In 2008, the Oklahoma Centennial Commission sponsored a "Trail of Tears" monument honoring the Creeks' suffering as they were forced to endure the trek from Alabama to Indian Territory.[c] The sculpture, created by Creek artist Dan Brook, depicts a flame rising from a hearth. It is named Morning Prayer.[4]

Commemorative painting[edit]

An oil painting by Mike Larsen titled Creek Council Oak Tree hangs in the Oklahoma Senate wing of the state capitol, over the staircase at the fifth floor. The work was sponsored by former governor Frank Keating and dedicated on March 6, 2002.[9]

Notes[edit]

  1. ^ The original Creek homeland lay mainly in the present states of Alabama, Georgia and Mississippi
  2. ^ White settlers who came later were unable to pronounce the Creek word properly, so they called the settlement Tulsi (sometimes shown as Tulsey Town) or Tulsa.[3]
  3. ^ 161 of the 630 Lochapokas who began the trek died along the way.

References[edit]

  1. ^ a b "Muscogee Creek Council Oak -- Tulsa OK." Retrieved October 18, 2014
  2. ^ a b "Creek National Council Oaks Park." Historic American Landscapes Survey. National Park Service. U.S. Department of the Interior. 2009. Retrieved October 13, 2014.
  3. ^ "Tulsa, Oklahoma." Encyclopedia of the Great Plains. University of Nebraska-Lincoln. 2011. Retrieved October 17, 2014.
  4. ^ a b c "Creek Nation Council Oak Park," 1750 South Cheyenne Avenue, Tulsa Oklahoma, midtown Tulsa." Cain, Lori.
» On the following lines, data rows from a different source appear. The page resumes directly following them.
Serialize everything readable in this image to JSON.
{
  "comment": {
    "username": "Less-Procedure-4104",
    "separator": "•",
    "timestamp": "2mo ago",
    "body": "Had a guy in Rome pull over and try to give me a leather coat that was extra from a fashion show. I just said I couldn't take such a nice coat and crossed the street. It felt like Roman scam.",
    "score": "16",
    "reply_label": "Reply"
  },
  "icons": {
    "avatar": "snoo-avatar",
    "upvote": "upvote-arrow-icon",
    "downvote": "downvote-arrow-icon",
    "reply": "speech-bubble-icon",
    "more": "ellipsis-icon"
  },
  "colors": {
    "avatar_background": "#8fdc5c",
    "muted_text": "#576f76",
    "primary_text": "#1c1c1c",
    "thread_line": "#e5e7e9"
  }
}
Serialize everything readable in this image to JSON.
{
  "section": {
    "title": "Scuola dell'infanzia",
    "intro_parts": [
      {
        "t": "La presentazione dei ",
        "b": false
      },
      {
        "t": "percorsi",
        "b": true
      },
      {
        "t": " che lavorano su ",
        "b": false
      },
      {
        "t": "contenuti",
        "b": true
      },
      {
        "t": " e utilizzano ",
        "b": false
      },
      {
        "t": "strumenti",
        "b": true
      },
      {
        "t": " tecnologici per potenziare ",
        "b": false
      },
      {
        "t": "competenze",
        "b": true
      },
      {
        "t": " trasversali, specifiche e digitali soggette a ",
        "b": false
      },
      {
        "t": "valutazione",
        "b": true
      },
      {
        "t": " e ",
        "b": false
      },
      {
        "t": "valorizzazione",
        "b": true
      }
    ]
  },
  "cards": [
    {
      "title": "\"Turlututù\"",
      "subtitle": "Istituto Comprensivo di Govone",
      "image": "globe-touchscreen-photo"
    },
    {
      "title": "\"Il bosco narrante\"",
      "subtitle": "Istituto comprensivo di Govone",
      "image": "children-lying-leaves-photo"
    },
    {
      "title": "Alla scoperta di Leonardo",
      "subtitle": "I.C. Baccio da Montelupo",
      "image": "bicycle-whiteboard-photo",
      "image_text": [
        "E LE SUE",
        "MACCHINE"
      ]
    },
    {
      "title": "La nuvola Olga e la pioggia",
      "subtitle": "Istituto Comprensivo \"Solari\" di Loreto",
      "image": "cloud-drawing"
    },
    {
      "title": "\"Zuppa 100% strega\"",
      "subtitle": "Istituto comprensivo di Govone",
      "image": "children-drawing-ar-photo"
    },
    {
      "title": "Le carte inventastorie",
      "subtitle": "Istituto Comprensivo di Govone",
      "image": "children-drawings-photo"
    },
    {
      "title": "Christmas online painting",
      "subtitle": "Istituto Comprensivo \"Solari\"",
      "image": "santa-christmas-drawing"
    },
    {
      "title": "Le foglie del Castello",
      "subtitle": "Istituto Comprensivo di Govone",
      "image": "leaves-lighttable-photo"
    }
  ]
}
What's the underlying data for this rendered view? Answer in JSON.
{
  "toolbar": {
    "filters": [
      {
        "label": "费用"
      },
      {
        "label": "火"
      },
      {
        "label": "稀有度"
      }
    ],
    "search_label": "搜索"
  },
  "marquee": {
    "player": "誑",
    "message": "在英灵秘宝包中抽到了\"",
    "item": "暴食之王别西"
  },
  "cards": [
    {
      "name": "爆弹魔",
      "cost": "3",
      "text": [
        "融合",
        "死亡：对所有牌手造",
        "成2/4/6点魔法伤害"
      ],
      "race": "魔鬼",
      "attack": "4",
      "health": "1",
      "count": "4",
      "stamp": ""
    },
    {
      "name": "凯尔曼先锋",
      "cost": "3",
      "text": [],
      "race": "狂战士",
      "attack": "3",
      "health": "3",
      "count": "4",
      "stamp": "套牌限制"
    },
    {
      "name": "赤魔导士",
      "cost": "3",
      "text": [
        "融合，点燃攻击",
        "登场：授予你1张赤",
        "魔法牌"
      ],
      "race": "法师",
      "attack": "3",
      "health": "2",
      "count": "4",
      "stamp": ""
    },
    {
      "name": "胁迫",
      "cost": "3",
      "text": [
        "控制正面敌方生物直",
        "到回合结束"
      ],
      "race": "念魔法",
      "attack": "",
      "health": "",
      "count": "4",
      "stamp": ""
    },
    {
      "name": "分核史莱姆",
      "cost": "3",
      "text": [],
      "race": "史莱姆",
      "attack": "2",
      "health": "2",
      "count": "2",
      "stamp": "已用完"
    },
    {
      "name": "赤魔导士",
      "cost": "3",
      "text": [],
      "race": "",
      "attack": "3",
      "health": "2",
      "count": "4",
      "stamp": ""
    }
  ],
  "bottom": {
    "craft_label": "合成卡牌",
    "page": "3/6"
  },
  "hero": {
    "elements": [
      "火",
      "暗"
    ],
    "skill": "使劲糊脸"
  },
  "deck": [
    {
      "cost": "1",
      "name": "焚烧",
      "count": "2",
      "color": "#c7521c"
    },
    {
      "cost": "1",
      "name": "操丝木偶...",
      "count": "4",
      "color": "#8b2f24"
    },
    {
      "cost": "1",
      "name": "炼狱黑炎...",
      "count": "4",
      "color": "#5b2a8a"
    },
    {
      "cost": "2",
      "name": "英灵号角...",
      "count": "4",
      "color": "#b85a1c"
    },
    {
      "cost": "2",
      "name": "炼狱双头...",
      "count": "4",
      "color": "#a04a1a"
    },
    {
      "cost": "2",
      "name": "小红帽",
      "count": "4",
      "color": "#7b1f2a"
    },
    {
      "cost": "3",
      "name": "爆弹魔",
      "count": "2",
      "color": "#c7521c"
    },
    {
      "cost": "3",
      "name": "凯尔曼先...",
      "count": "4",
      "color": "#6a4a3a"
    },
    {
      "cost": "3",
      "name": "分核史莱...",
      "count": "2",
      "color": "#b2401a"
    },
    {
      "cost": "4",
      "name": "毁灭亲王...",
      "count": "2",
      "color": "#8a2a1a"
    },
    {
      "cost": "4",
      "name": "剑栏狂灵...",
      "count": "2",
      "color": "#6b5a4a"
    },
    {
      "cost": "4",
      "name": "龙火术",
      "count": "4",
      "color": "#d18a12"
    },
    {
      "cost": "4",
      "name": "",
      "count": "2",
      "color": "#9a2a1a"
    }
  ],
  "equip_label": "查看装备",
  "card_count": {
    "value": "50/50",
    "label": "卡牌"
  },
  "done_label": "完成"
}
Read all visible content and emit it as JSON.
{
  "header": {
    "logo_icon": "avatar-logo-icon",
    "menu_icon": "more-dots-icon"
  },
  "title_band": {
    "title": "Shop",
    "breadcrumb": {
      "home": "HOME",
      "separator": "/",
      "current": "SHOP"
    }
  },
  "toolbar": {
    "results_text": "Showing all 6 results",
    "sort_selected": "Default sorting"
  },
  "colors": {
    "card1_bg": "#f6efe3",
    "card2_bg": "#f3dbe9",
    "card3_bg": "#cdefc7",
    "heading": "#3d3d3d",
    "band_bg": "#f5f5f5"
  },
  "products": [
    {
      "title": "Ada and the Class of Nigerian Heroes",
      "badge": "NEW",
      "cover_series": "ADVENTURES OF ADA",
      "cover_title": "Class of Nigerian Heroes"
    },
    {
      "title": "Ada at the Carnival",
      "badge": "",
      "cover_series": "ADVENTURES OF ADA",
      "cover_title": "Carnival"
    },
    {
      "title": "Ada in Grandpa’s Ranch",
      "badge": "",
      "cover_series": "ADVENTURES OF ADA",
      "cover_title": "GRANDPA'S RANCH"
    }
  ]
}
May 21, 2010 Retrieved October 13, 3014.
  5. ^ Steve Gerkin, "The Trouble With Harry", This Land Press, March 28, 2012.
  6. ^ Van Eden, "This Little Park", This Land Press, March 31, 2010.
  7. ^ "Creek Council Tree Site." Archived 2014-11-11 at the Wayback Machine. Tulsa Preservation Commission. Retrieved October 13, 2014.
  8. ^ a b Planting Plan - Creek Nation Council Oak Park, 1750 South Cheyenne, Tulsa, Tulsa County, OK
  9. ^ "Creek Council Oak Tree". Archived 2014-03-31 at the Wayback Machine. Oklahoma Senate. Retrieved October 13, 2014.

External links[edit]

Coordinates: 36°08′10″N 95°59′24″W / 36.1362°N 95.9901°W / 36.1362; -95.9901